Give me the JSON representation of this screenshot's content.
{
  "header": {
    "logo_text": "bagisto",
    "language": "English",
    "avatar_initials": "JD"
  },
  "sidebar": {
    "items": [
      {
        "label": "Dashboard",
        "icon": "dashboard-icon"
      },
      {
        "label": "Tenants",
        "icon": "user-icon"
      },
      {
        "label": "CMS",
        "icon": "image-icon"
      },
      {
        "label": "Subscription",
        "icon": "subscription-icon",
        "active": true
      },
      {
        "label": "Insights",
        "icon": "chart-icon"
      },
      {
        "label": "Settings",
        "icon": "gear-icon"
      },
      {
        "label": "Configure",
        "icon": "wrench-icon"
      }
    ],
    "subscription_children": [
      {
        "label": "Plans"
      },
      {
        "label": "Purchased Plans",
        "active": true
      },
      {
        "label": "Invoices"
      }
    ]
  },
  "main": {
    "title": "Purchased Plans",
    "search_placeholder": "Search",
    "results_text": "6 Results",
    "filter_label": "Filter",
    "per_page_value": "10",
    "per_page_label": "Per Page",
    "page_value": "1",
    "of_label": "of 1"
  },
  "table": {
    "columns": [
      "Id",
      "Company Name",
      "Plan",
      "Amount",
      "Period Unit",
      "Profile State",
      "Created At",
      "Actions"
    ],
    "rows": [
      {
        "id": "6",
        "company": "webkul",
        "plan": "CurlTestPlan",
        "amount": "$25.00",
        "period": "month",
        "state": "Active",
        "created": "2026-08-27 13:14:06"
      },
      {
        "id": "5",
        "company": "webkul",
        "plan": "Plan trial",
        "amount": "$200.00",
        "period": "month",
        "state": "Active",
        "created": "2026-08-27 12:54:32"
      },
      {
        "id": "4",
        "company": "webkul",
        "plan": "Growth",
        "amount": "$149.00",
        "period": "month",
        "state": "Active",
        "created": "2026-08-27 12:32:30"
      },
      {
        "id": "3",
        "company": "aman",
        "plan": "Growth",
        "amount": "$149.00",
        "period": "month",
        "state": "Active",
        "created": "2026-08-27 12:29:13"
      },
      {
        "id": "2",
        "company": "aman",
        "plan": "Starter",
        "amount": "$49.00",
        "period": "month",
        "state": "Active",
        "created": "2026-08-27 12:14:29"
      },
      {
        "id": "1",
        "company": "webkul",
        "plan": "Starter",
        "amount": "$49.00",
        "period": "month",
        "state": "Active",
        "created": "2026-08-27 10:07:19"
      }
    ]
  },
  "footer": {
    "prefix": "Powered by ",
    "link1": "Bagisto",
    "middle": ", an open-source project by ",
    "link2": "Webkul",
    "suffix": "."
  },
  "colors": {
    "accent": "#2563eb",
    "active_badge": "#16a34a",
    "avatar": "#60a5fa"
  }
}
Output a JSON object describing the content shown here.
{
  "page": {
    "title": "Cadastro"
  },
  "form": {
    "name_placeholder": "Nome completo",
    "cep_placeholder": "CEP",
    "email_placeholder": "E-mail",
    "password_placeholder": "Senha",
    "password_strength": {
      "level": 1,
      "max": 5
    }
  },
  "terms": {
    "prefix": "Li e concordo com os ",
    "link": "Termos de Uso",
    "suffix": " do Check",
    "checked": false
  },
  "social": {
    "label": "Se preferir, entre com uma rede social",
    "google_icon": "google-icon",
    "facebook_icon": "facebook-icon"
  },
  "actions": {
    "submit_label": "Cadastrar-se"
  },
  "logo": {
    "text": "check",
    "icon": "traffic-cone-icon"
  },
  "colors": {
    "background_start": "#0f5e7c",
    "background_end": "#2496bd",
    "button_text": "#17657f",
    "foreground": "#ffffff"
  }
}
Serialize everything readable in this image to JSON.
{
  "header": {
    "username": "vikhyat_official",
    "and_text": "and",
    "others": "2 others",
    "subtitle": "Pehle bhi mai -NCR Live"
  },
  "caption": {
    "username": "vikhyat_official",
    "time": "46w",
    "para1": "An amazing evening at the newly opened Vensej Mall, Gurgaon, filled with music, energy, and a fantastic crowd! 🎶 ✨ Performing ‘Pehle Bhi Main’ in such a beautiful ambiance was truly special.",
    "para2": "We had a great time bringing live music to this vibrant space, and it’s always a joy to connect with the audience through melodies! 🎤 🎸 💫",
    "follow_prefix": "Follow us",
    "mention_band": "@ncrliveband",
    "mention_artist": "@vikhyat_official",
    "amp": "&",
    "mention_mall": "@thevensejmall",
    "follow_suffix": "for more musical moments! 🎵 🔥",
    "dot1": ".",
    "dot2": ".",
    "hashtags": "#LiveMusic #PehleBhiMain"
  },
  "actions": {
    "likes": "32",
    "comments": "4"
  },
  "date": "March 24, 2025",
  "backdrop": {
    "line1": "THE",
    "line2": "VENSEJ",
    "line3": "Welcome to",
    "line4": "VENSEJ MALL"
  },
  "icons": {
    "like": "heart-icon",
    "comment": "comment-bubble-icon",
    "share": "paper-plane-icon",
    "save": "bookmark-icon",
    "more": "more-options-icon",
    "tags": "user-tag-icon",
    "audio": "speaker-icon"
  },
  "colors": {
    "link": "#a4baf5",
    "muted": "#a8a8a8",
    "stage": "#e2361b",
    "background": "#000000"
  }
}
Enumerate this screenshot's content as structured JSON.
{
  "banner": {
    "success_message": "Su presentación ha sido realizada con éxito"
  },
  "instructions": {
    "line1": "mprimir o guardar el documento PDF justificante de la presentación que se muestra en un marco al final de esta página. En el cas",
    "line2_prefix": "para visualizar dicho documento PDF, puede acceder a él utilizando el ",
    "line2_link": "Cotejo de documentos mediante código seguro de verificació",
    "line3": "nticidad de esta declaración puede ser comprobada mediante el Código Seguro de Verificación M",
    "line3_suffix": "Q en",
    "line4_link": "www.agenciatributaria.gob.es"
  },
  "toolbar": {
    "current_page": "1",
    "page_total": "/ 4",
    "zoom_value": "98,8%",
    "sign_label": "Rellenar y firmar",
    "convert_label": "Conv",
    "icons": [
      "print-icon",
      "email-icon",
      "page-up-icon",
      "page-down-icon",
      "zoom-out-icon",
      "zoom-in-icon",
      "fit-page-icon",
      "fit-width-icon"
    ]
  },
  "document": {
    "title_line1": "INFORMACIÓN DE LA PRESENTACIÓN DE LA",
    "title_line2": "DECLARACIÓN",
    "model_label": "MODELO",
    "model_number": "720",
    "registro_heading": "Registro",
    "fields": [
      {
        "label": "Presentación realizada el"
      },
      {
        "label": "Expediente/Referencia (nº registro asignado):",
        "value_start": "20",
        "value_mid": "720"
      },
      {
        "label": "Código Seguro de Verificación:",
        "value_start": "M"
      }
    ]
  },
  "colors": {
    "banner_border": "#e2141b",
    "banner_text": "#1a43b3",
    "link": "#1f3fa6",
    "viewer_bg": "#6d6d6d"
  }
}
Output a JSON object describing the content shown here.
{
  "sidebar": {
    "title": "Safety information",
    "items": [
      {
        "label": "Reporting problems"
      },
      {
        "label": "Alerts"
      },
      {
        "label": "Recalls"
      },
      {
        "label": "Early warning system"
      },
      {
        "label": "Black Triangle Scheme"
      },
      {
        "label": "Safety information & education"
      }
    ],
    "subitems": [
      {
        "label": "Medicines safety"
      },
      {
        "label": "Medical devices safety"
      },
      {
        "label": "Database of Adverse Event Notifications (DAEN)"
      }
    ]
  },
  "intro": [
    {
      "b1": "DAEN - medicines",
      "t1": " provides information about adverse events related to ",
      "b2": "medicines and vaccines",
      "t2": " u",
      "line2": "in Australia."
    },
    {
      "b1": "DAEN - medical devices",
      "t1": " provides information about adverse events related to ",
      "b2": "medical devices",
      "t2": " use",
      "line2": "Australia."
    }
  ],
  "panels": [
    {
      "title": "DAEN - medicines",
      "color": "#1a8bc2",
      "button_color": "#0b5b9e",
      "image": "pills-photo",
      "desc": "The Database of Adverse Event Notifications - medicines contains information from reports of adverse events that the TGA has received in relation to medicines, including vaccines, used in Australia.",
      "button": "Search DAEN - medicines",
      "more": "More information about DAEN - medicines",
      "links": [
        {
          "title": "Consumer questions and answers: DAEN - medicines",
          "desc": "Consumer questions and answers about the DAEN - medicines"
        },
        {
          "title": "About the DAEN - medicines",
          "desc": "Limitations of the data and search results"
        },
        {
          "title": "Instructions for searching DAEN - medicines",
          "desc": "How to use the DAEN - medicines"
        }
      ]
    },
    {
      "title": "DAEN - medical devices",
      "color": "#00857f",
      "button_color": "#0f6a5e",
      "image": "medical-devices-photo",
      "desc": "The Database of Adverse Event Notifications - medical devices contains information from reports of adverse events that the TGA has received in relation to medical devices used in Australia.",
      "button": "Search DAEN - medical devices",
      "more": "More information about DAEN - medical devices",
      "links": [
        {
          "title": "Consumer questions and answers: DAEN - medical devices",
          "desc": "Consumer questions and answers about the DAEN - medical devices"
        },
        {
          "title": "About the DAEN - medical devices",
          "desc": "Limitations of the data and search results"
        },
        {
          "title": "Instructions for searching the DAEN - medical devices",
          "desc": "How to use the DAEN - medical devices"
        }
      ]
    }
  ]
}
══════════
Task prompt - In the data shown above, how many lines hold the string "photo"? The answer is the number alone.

Task solution - 2